JESSELYN RADACK: He ended up pleading guilty to two relatively minor charges and is spending 20 years in jail. He’s about halfway through that right now. The other American who was caught fighting alongside him, Yaser Hamdi, the U.S. litigated his case all the way to the Supreme Court and released him scot-free into Saudi Arabia.
AMY GOODMAN: And so, is there any hope for John Walker Lindh?
JESSELYN RADACK: Unfortunately, I don’t think there is. But if there is any idea that proportionality is part of the penological purpose of how we punish people in this country, one would hope that people will take another look.
NERMEEN SHAIKH: Why is it that John Walker Lindh’s sentence is so disproportionate compared, in particular, to the other military detainee you mentioned, Yaser Hamdi?
JESSELYN RADACK: I think because Hamdi’s case went all the way up to the Supreme Court, and they said, "You need to charge him or let him go." John Walker Lindh, on the other hand, had made a very controversial confession during his problematic interrogation, and his trial was very soon after. It was set to begin on the one-year anniversary of 9/11, about one mile from the Pentagon. And he ended up taking a last-minute plea bargain. I think there were originally three death counts on him. So 20 years, at the time, seemed like a good deal.
AMY GOODMAN: And so, because he settled, there was no case to go to the Supreme Court.
JESSELYN RADACK: Exactly.
AMY GOODMAN: And so, talk about your trajectory since then.

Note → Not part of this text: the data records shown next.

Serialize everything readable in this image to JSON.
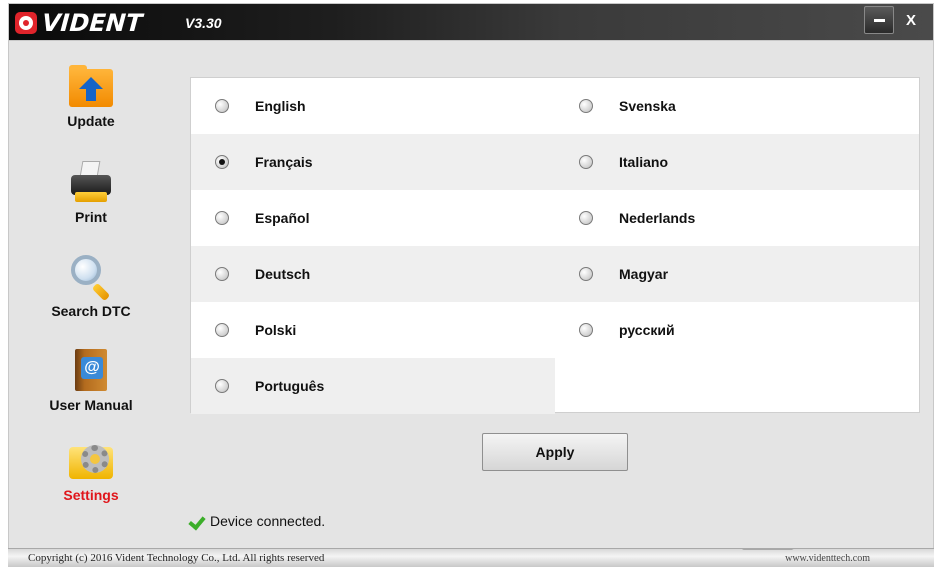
{
  "app": {
    "logo_text": "VIDENT",
    "version": "V3.30",
    "minimize_label": "",
    "close_label": "X"
  },
  "sidebar": {
    "items": [
      {
        "label": "Update",
        "icon": "update-folder-icon"
      },
      {
        "label": "Print",
        "icon": "printer-icon"
      },
      {
        "label": "Search DTC",
        "icon": "magnifier-icon"
      },
      {
        "label": "User Manual",
        "icon": "address-book-icon"
      },
      {
        "label": "Settings",
        "icon": "settings-gear-icon",
        "active": true
      }
    ]
  },
  "languages": {
    "left": [
      "English",
      "Français",
      "Español",
      "Deutsch",
      "Polski",
      "Português"
    ],
    "right": [
      "Svenska",
      "Italiano",
      "Nederlands",
      "Magyar",
      "русский"
    ],
    "selected": "Français"
  },
  "apply_label": "Apply",
  "status": {
    "text": "Device connected.",
    "icon": "check-icon"
  },
  "footer": {
    "copyright": "Copyright (c) 2016 Vident Technology Co., Ltd. All rights reserved",
    "website": "www.videnttech.com"
  },
  "colors": {
    "brand_red": "#e0242b",
    "active_nav": "#e0151b",
    "status_green": "#3cae2a"
  }
}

JESSELYN RADACK: My trajectory since then is as a whistleblower, like many. I ended up in the wilderness for a number of years, during which time I wrote about these issues as an academic matter. Then I ended up prosecuting qui tam actions for the former congressman, Alan Grayson, alleging—representing whistleblowers alleging reconstruction fraud in Iraq. And after that, once Alan Grayson became congressman, I went to work for the Government Accountability Project, because I have decided to dedicate my life to representing whistleblowers, after what I went through.